*TASK BRIEF*
Every line below containing the word "time" should be found and copied.

BEGIN

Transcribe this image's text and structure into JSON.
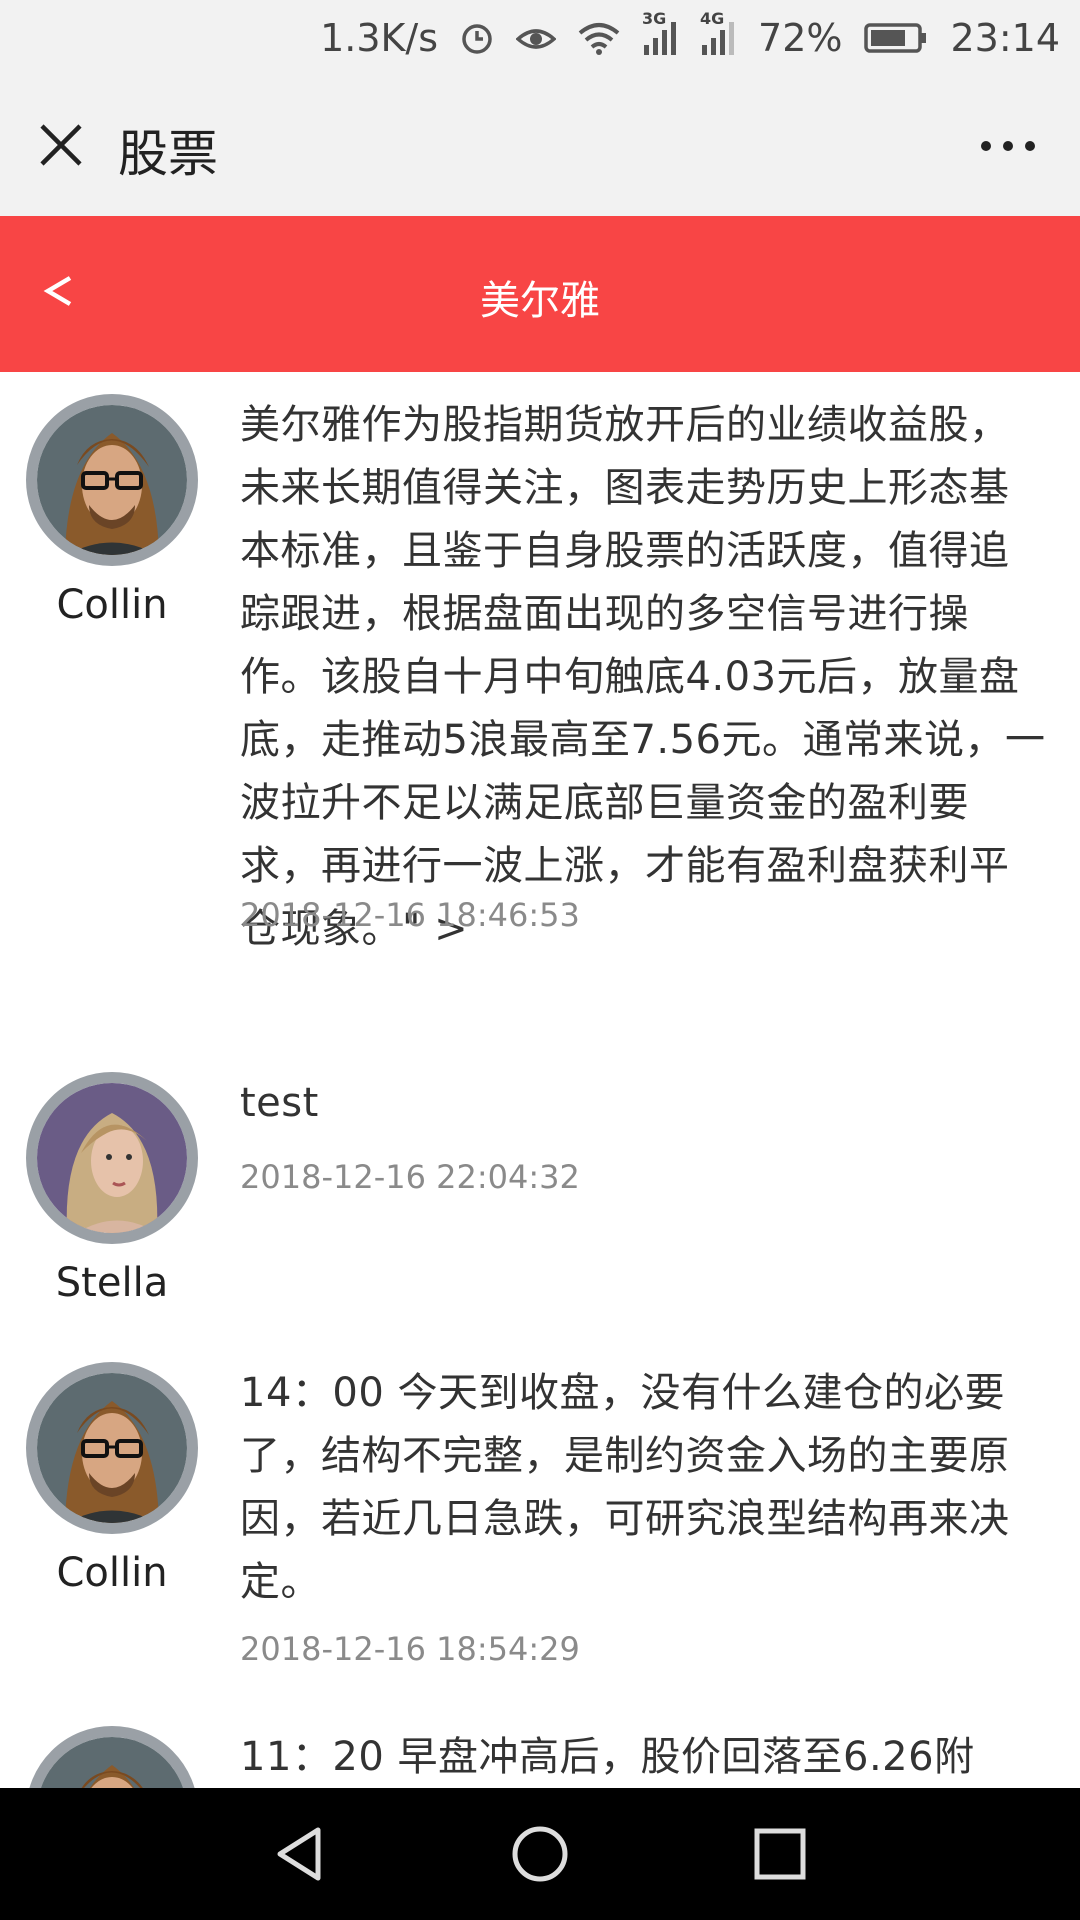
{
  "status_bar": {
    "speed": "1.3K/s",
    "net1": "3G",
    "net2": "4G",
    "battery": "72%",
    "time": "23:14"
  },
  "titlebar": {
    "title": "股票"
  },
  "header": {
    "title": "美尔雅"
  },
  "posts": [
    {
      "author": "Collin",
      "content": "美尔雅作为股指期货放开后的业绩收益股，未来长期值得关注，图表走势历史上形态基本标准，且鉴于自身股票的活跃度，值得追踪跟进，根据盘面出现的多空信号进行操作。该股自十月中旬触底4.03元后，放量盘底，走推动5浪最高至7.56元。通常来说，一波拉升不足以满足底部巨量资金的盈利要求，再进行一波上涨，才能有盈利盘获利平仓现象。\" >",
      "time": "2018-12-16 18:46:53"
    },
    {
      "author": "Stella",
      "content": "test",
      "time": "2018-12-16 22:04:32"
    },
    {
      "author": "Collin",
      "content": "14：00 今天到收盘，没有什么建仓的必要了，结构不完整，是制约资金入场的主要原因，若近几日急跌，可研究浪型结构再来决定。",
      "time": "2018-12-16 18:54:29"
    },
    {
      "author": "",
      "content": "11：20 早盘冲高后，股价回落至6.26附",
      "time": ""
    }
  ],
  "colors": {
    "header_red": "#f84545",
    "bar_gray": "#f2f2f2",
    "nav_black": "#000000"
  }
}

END

*ANSWER TO THIS TASK*
    "time": "23:14"
      "time": "2018-12-16 18:46:53"
      "time": "2018-12-16 22:04:32"
      "time": "2018-12-16 18:54:29"
      "time": ""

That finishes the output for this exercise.